So why is a life changing injury a good case, and a short term one – not worth filing?

Sadly, the law and the money make it so. 

In order to file a malpractice or negligence lawsuit in Virginia, you must have experts who have signed affidavits before the lawsuit is formally served. The experts must review medical records, and they almost always charge a pretty penny for their time (and who can blame them – they have skills, and limited time just like the rest of us) so filing a lawsuit can be very expensive. 

Here is an idea of what it might cost to file a malpractice lawsuit in Virginia:

 

Request Records$200 for records on paper and discs
Expert review for negligence$2,000 – $5,000
Expert review for causation $2,000 – $5,000
Expert to discuss job loss and decline in function$3,000 – $10,000
Court reporter costs throughout case$5,000 – $10,000
Expert costs as case continues$20,000 – $40,000
Trial prep, exhibits Etc. $5,000
Filing the lawsuit$250

A single case could easily cost $20,000 – $50,000 in costs – and that does NOT include attorneys fees which in Virginia, is almost always 40% for Medical Malpractice and 33% for personal injury. 

So if you missed a week of work, had $5,000 in unpaid medical bills – would it be worth all of the above costs and expenses to file suit?

In the words of my daughter’s favorite book character – Pete the Cat – “Goodness No.”

So one must suffer a financial harm and injury so great, that it justifies significant outlay of costs in litigation. 

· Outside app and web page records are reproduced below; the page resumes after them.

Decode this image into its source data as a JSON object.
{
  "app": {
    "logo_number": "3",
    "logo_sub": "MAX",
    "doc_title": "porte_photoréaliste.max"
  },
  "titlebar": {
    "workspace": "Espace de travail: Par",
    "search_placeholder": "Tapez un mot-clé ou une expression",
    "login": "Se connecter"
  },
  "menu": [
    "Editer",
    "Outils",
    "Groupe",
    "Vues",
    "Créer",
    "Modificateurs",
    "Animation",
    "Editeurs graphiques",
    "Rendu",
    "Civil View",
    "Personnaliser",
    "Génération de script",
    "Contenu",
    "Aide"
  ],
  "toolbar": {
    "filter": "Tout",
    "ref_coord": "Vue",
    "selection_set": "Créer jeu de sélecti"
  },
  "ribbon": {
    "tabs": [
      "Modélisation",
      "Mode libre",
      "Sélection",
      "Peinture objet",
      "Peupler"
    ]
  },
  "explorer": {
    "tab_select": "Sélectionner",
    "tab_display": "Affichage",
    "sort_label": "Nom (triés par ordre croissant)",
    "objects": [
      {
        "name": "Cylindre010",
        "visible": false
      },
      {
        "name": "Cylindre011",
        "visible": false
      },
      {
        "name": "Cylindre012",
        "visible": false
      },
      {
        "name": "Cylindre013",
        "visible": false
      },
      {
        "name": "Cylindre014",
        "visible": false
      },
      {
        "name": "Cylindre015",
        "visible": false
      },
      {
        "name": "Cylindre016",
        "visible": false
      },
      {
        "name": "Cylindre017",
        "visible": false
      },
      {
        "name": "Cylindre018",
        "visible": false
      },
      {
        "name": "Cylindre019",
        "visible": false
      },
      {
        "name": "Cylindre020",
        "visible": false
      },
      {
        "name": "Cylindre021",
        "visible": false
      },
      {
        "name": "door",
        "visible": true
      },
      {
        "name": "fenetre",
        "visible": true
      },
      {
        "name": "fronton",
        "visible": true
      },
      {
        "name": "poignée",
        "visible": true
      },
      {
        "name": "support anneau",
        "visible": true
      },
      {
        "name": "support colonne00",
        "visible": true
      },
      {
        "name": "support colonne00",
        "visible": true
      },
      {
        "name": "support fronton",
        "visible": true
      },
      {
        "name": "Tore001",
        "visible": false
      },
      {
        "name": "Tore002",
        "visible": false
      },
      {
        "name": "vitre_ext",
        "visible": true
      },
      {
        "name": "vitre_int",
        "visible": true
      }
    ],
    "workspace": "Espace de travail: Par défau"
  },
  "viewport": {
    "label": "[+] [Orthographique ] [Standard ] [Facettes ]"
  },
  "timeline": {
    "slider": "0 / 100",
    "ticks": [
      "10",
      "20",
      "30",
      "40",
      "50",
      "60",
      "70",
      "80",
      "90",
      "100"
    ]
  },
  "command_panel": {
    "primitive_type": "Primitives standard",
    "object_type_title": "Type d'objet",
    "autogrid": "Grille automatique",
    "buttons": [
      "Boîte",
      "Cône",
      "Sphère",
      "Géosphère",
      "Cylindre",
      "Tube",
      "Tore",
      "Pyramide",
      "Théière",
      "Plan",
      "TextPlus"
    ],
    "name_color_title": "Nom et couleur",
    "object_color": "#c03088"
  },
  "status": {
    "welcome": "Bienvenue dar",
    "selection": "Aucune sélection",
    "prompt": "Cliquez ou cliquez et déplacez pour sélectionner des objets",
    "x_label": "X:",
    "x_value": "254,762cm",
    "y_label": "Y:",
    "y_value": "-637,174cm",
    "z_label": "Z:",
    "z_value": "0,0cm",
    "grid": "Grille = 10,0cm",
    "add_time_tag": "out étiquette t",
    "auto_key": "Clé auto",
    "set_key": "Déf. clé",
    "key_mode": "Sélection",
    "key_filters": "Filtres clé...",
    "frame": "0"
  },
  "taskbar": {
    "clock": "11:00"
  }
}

So a “good case” to the lawyers, one worth 1-2 years of time and effort, is usually one with high lost wages, high medical bills, or significant suffering. 

Doesn’t that sound awful?

Of course it does.

And it sounds awful to say it and think it daily at work. Often I will tell clients – “be grateful you don’t have a lawsuit. Recovering from your injury, being a whole person again, not losing your job is all much better than having a lawsuit.”

Should there be a less formal way for victims of neglect or malpractice to bring claims that doesn’t cost so much? Maybe.

Does such a way exist right now under Virginia law? Not really. 

And so we exist in a state where the most significantly injured have life altering tragedy, and maybe some access to “justice” that costs them thousands and thousands of dollars in costs and attorneys fees, and will take years to get.

Doesn’t seem that just to me. Seems rather bleak. 

Frith Ellerman & Davis attorneys – asked to lead the way

December 30, 2018

Early in 2019, our three named partners will all be teaching other lawyers how to handle injury cases. 

Lauren Davis and myself (Lauren Ellerman) will be teaching at the Virginia Trial Lawyers Retreat on Long Term Care cases, and our partner Dan Frith will be teaching at the Virginia Trial Lawyers Premises Liability Retreat. 

Why does this matter?

When you go to a doctor, you want to find someone who specializes in your complaint. 

When you call the plumber – you want someone who knows your type of problem. 

When you suffer a serious injury caused by someone else’s negligence – you want an attorney who has handled that kind of case, and is so experienced in that area of law, he or she is teaching other lawyers about it.